## PROBLEM TO WORK ON
Here you must reproduce each line of the data exactly.

## RECORDS SUPPLIED
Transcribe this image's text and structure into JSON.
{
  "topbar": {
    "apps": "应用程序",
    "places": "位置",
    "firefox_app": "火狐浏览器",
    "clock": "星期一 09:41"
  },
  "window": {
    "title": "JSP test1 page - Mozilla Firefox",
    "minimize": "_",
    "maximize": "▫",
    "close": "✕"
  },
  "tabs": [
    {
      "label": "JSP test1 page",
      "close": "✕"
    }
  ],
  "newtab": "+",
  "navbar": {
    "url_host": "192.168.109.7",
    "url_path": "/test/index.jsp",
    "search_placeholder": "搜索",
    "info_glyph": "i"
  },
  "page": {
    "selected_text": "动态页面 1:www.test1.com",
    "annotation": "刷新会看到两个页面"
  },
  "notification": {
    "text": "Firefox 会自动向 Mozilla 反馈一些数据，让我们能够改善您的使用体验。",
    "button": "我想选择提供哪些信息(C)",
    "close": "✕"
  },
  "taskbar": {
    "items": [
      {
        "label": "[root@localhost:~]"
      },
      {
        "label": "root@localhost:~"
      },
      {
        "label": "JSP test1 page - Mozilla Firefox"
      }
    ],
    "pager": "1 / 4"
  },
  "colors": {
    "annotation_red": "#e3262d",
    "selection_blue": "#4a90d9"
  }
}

## TASK RESULT
Transcribe this image's text and structure into JSON.
{
  "topbar": {
    "apps": "应用程序",
    "places": "位置",
    "firefox_app": "火狐浏览器",
    "clock": "星期一 09:41"
  },
  "window": {
    "title": "JSP test1 page - Mozilla Firefox",
    "minimize": "_",
    "maximize": "▫",
    "close": "✕"
  },
  "tabs": [
    {
      "label": "JSP test1 page",
      "close": "✕"
    }
  ],
  "newtab": "+",
  "navbar": {
    "url_host": "192.168.109.7",
    "url_path": "/test/index.jsp",
    "search_placeholder": "搜索",
    "info_glyph": "i"
  },
  "page": {
    "selected_text": "动态页面 1:www.test1.com",
    "annotation": "刷新会看到两个页面"
  },
  "notification": {
    "text": "Firefox 会自动向 Mozilla 反馈一些数据，让我们能够改善您的使用体验。",
    "button": "我想选择提供哪些信息(C)",
    "close": "✕"
  },
  "taskbar": {
    "items": [
      {
        "label": "[root@localhost:~]"
      },
      {
        "label": "root@localhost:~"
      },
      {
        "label": "JSP test1 page - Mozilla Firefox"
      }
    ],
    "pager": "1 / 4"
  },
  "colors": {
    "annotation_red": "#e3262d",
    "selection_blue": "#4a90d9"
  }
}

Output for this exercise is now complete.